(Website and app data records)
::::::::::

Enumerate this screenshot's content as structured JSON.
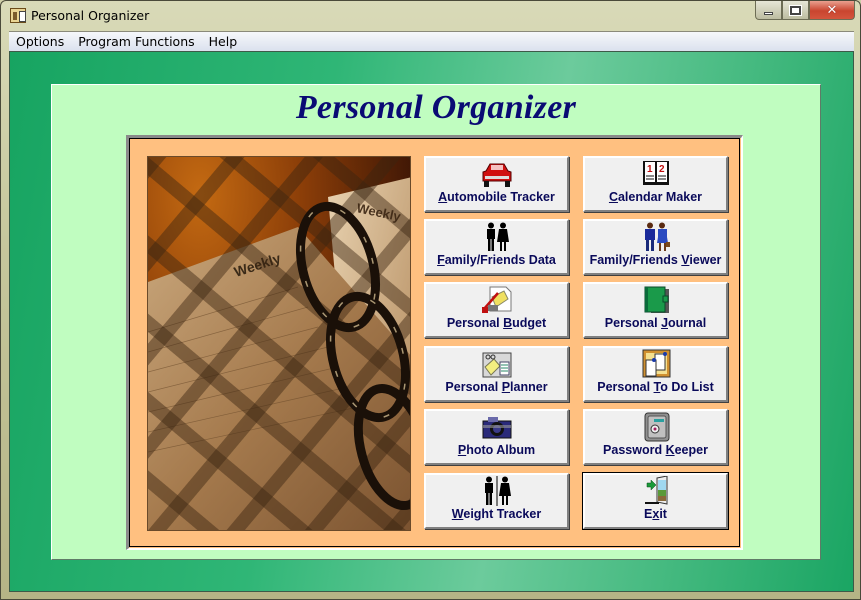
{
  "window": {
    "title": "Personal Organizer",
    "controls": {
      "minimize": "minimize",
      "maximize": "maximize",
      "close": "close"
    }
  },
  "menubar": {
    "items": [
      "Options",
      "Program Functions",
      "Help"
    ]
  },
  "main": {
    "heading": "Personal Organizer",
    "photo": {
      "caption_left": "Weekly",
      "caption_right": "Weekly"
    },
    "buttons": [
      {
        "label": "Automobile Tracker",
        "mnemonic_index": 0,
        "icon": "car-icon"
      },
      {
        "label": "Calendar Maker",
        "mnemonic_index": 0,
        "icon": "calendar-icon"
      },
      {
        "label": "Family/Friends Data",
        "mnemonic_index": 0,
        "icon": "people-icon"
      },
      {
        "label": "Family/Friends Viewer",
        "mnemonic_index": 15,
        "icon": "business-people-icon"
      },
      {
        "label": "Personal Budget",
        "mnemonic_index": 9,
        "icon": "budget-icon"
      },
      {
        "label": "Personal Journal",
        "mnemonic_index": 9,
        "icon": "journal-icon"
      },
      {
        "label": "Personal Planner",
        "mnemonic_index": 9,
        "icon": "planner-icon"
      },
      {
        "label": "Personal To Do List",
        "mnemonic_index": 9,
        "icon": "todo-list-icon"
      },
      {
        "label": "Photo Album",
        "mnemonic_index": 0,
        "icon": "camera-icon"
      },
      {
        "label": "Password Keeper",
        "mnemonic_index": 9,
        "icon": "safe-icon"
      },
      {
        "label": "Weight Tracker",
        "mnemonic_index": 0,
        "icon": "restroom-people-icon"
      },
      {
        "label": "Exit",
        "mnemonic_index": 1,
        "icon": "exit-door-icon"
      }
    ]
  },
  "colors": {
    "heading": "#0a0a74",
    "button_text": "#0a0a5a",
    "panel_bg": "#c0fdc0",
    "frame_bg": "#ffc080",
    "client_green": "#17a461"
  }
}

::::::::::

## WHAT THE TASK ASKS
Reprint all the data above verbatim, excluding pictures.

## ANSWER SPACE
Enumerate this screenshot's content as structured JSON.
{
  "window": {
    "title": "Personal Organizer",
    "controls": {
      "minimize": "minimize",
      "maximize": "maximize",
      "close": "close"
    }
  },
  "menubar": {
    "items": [
      "Options",
      "Program Functions",
      "Help"
    ]
  },
  "main": {
    "heading": "Personal Organizer",
    "photo": {
      "caption_left": "Weekly",
      "caption_right": "Weekly"
    },
    "buttons": [
      {
        "label": "Automobile Tracker",
        "mnemonic_index": 0,
        "icon": "car-icon"
      },
      {
        "label": "Calendar Maker",
        "mnemonic_index": 0,
        "icon": "calendar-icon"
      },
      {
        "label": "Family/Friends Data",
        "mnemonic_index": 0,
        "icon": "people-icon"
      },
      {
        "label": "Family/Friends Viewer",
        "mnemonic_index": 15,
        "icon": "business-people-icon"
      },
      {
        "label": "Personal Budget",
        "mnemonic_index": 9,
        "icon": "budget-icon"
      },
      {
        "label": "Personal Journal",
        "mnemonic_index": 9,
        "icon": "journal-icon"
      },
      {
        "label": "Personal Planner",
        "mnemonic_index": 9,
        "icon": "planner-icon"
      },
      {
        "label": "Personal To Do List",
        "mnemonic_index": 9,
        "icon": "todo-list-icon"
      },
      {
        "label": "Photo Album",
        "mnemonic_index": 0,
        "icon": "camera-icon"
      },
      {
        "label": "Password Keeper",
        "mnemonic_index": 9,
        "icon": "safe-icon"
      },
      {
        "label": "Weight Tracker",
        "mnemonic_index": 0,
        "icon": "restroom-people-icon"
      },
      {
        "label": "Exit",
        "mnemonic_index": 1,
        "icon": "exit-door-icon"
      }
    ]
  },
  "colors": {
    "heading": "#0a0a74",
    "button_text": "#0a0a5a",
    "panel_bg": "#c0fdc0",
    "frame_bg": "#ffc080",
    "client_green": "#17a461"
  }
}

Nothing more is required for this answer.